Excerpts from an interface dataset:
——————

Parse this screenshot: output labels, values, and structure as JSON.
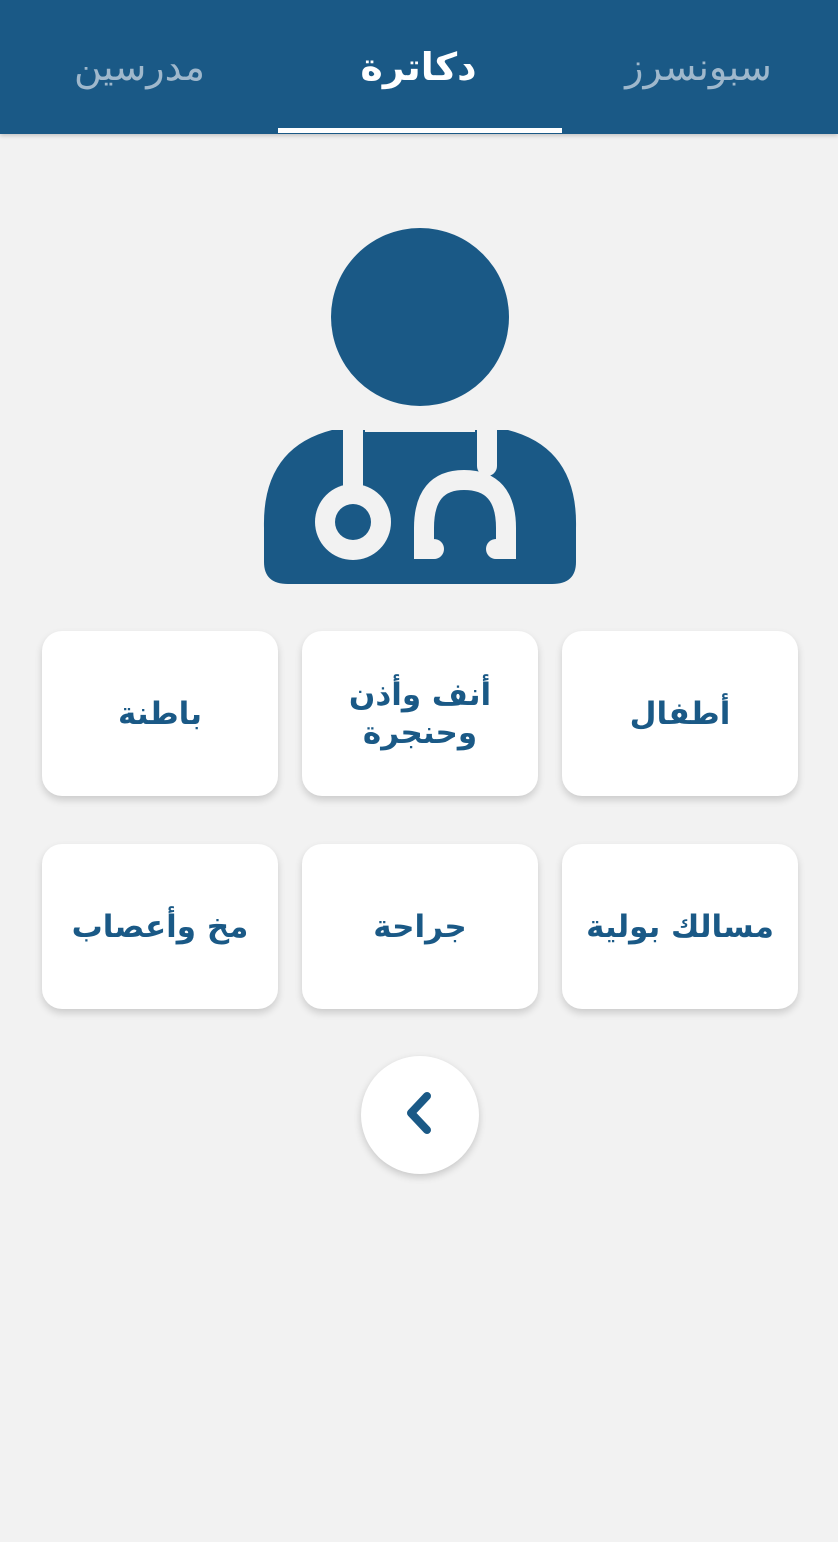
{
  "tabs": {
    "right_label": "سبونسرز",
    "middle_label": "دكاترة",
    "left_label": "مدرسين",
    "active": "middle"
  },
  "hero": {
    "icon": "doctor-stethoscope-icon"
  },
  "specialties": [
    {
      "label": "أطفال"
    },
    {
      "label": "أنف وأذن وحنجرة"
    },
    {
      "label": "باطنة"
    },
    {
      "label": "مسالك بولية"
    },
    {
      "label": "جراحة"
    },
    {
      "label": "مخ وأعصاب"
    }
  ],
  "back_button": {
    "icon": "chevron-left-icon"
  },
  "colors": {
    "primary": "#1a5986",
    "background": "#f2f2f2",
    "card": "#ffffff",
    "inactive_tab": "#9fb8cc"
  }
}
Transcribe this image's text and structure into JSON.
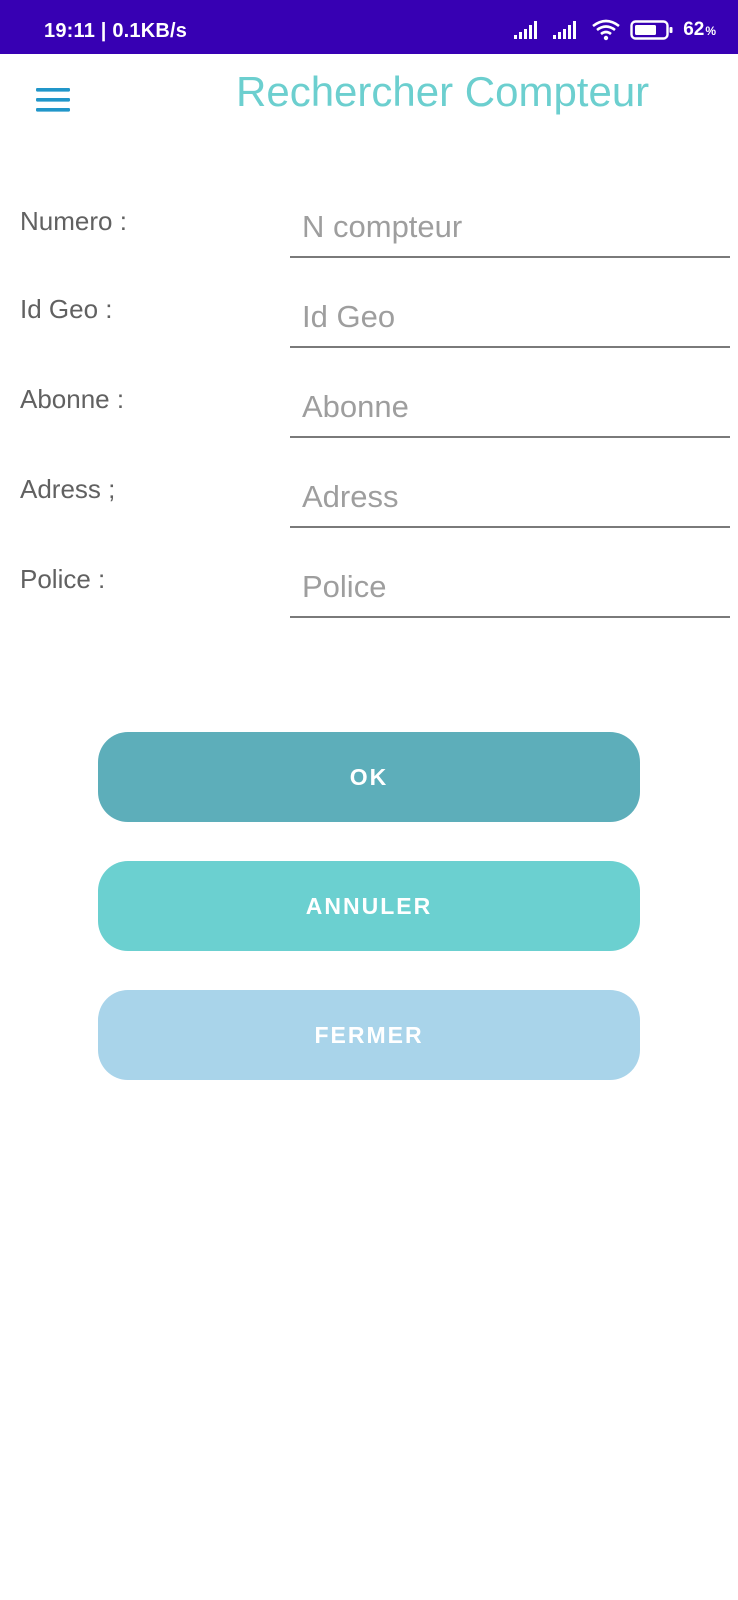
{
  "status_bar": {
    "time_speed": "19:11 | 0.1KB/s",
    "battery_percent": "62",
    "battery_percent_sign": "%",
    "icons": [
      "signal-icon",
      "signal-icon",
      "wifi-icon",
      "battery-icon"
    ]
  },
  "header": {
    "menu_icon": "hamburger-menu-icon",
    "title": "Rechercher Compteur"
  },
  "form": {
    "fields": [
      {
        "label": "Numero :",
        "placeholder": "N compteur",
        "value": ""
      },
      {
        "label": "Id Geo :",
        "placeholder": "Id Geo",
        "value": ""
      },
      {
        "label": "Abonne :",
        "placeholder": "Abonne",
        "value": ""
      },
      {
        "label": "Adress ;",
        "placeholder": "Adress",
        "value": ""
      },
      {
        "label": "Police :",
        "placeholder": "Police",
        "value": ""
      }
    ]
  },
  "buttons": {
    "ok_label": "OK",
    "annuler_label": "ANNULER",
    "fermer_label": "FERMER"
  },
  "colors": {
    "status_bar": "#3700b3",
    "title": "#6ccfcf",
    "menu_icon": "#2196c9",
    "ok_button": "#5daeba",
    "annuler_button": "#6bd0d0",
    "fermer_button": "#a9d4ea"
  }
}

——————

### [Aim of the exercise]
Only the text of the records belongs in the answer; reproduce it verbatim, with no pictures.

### [Answer to this task]
Parse this screenshot: output labels, values, and structure as JSON.
{
  "tabs": {
    "right_label": "سبونسرز",
    "middle_label": "دكاترة",
    "left_label": "مدرسين",
    "active": "middle"
  },
  "hero": {
    "icon": "doctor-stethoscope-icon"
  },
  "specialties": [
    {
      "label": "أطفال"
    },
    {
      "label": "أنف وأذن وحنجرة"
    },
    {
      "label": "باطنة"
    },
    {
      "label": "مسالك بولية"
    },
    {
      "label": "جراحة"
    },
    {
      "label": "مخ وأعصاب"
    }
  ],
  "back_button": {
    "icon": "chevron-left-icon"
  },
  "colors": {
    "primary": "#1a5986",
    "background": "#f2f2f2",
    "card": "#ffffff",
    "inactive_tab": "#9fb8cc"
  }
}
Transcribe this image's text and structure into JSON.
{
  "status_bar": {
    "time_speed": "19:11 | 0.1KB/s",
    "battery_percent": "62",
    "battery_percent_sign": "%",
    "icons": [
      "signal-icon",
      "signal-icon",
      "wifi-icon",
      "battery-icon"
    ]
  },
  "header": {
    "menu_icon": "hamburger-menu-icon",
    "title": "Rechercher Compteur"
  },
  "form": {
    "fields": [
      {
        "label": "Numero :",
        "placeholder": "N compteur",
        "value": ""
      },
      {
        "label": "Id Geo :",
        "placeholder": "Id Geo",
        "value": ""
      },
      {
        "label": "Abonne :",
        "placeholder": "Abonne",
        "value": ""
      },
      {
        "label": "Adress ;",
        "placeholder": "Adress",
        "value": ""
      },
      {
        "label": "Police :",
        "placeholder": "Police",
        "value": ""
      }
    ]
  },
  "buttons": {
    "ok_label": "OK",
    "annuler_label": "ANNULER",
    "fermer_label": "FERMER"
  },
  "colors": {
    "status_bar": "#3700b3",
    "title": "#6ccfcf",
    "menu_icon": "#2196c9",
    "ok_button": "#5daeba",
    "annuler_button": "#6bd0d0",
    "fermer_button": "#a9d4ea"
  }
}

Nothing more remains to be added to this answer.